To play the opposite of Keke’s self-awareness is her straight-shooting brother. Although I appreciate the persona dynamic between the siblings, Daniel Kaluuya has the energy of a zombie. I understand he’s the guy who keeps a cool head, but could he show at least a hair of fear or concern? Even Gandhi would probably exclaim a “W.T.F” when a flying saucer devours people like Taco Bell meat in front of his very eyes. To help the siblings on their quest is an A.V. tech working in a Circuit City knockoff. Angel Perez (Brandon Perea) is a burnout twenty-some-year-old who doesn’t understand the meaning of personal space.
Despite being obnoxious, Mr. Perea makes his character likelier than he should be from the words put on the script. You know Angel means well, but he’s possibly on the spectrum, causing him to come across as a jerk. If I wish this movie were about someone, it would be Steven Yeun, who witnessed the aforesaid chimpanzee’s murder as a child. If anyone were to have motivation for killing aliens, it would be him! Yeun plays his role to a degree of joy, closure, and denial, making him the film’s breakout performance.
Closing the cast out is veteran actor (God, that makes me feel old) Michael Wincott. You may know Mr. Wincott best as Top Dollar from The Crow. In Nope, Wincott plays Antlers Holst, a director known as the Godfather of capturing animals on film. Wincott’s iconic hoarse voice fits his grizzled yet kind character like a glove. Most of anyone can play rough, but not sweet the way Wincott has in other roles. There’s a degree of pain you can feel Wincott projecting onto his character that may be pulled from a long, yet unnoticed career in acting.
I wasn’t a fan of Get Out’s ending. It felt too pleasing where it could conceivably be a studio decision. Whereas Us’s ending is excellent since it’s not all sunshine and lollipops. Nope, feels a lot like Get Out, where the thematic gears switch into something that’s very crowd friendly. Get Out stands on its own two feet for its first two acts. What begins as a thriller devolves into another slasher, with the protagonist slaying the film’s villains. The final moments of Nope transform from total mystery into a formulaic disaster movie. The defense capable of defeating the aliens is similar to The War of The Worlds and Signs, deflating the balloon of drama Mr. Peele inflates throughout the picture. Luckily, it’s not enough to pop the air out of the movie.
There are points brought up earlier in the film about nonwhites still not being recognized in the film industry and animal cruelty that gets abandoned amidst the crop dusting tornados within the picture’s final moments. However, not every Jordan Peele movie has to be a knee-jerk reaction to humanity’s final century. Jordan has made his comments about racism in America with Get Out. Doubling down on his ambivalence was Us’s critique on violent tribalism.
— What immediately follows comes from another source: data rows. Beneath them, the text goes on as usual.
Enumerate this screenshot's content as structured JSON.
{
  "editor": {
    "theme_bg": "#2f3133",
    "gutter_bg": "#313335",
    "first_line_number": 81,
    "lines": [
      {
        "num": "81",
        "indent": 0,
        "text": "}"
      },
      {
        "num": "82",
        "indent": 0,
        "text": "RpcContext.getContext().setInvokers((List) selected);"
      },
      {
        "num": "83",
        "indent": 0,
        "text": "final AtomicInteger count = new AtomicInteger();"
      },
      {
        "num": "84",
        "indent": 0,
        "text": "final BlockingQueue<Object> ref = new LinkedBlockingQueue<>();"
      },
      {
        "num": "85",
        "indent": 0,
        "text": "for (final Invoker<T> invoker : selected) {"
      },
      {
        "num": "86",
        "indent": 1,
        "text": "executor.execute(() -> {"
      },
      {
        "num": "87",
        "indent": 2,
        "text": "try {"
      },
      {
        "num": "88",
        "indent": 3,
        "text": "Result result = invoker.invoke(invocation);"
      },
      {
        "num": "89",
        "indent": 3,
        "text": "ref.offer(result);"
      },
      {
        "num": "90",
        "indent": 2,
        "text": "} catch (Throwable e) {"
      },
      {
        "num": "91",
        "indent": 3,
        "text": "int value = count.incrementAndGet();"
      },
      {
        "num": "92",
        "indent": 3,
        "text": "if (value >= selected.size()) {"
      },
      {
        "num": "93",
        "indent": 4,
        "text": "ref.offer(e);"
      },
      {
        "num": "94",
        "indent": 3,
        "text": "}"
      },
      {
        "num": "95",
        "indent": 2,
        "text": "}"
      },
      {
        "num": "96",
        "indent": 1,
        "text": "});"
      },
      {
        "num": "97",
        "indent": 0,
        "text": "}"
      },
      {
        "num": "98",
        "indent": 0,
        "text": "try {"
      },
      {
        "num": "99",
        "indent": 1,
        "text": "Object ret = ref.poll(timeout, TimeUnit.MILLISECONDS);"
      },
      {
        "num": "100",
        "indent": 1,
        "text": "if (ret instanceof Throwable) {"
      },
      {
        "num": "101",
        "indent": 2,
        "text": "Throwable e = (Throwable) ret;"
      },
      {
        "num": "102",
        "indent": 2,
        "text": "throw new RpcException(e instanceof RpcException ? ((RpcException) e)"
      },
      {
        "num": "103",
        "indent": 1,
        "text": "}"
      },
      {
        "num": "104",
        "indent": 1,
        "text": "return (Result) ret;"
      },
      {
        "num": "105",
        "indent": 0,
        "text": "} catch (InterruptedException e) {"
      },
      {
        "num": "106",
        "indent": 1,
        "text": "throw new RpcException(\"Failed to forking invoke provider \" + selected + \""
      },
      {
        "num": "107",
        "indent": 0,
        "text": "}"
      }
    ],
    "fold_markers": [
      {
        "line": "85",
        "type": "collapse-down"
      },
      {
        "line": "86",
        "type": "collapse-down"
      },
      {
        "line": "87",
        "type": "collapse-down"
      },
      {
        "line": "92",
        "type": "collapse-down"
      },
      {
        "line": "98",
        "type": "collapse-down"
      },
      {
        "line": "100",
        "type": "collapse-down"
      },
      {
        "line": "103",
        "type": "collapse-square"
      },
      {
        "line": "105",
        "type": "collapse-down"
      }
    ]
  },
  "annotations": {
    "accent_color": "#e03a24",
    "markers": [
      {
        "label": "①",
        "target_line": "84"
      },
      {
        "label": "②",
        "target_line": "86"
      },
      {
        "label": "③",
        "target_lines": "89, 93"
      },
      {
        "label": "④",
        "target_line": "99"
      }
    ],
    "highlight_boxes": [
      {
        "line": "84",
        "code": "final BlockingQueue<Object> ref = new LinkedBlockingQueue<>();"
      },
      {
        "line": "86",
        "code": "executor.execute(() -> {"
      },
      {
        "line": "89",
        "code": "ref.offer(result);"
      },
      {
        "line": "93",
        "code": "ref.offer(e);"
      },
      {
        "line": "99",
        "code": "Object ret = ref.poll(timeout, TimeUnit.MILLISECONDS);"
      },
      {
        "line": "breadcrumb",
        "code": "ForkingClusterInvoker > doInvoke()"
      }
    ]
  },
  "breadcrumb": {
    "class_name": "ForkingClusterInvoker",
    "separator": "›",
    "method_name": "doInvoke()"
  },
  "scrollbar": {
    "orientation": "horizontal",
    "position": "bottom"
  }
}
There’s no risk villainized on aliens since they’re a party not in attendance, as far as we know. I’m just not sure why Mr. Peal introduces such controversial topics if only to abandon them later. For your money’s worth, Nope will provide you with the chills, laughs, and thrills to enjoy a good old-fashioned time at the movies.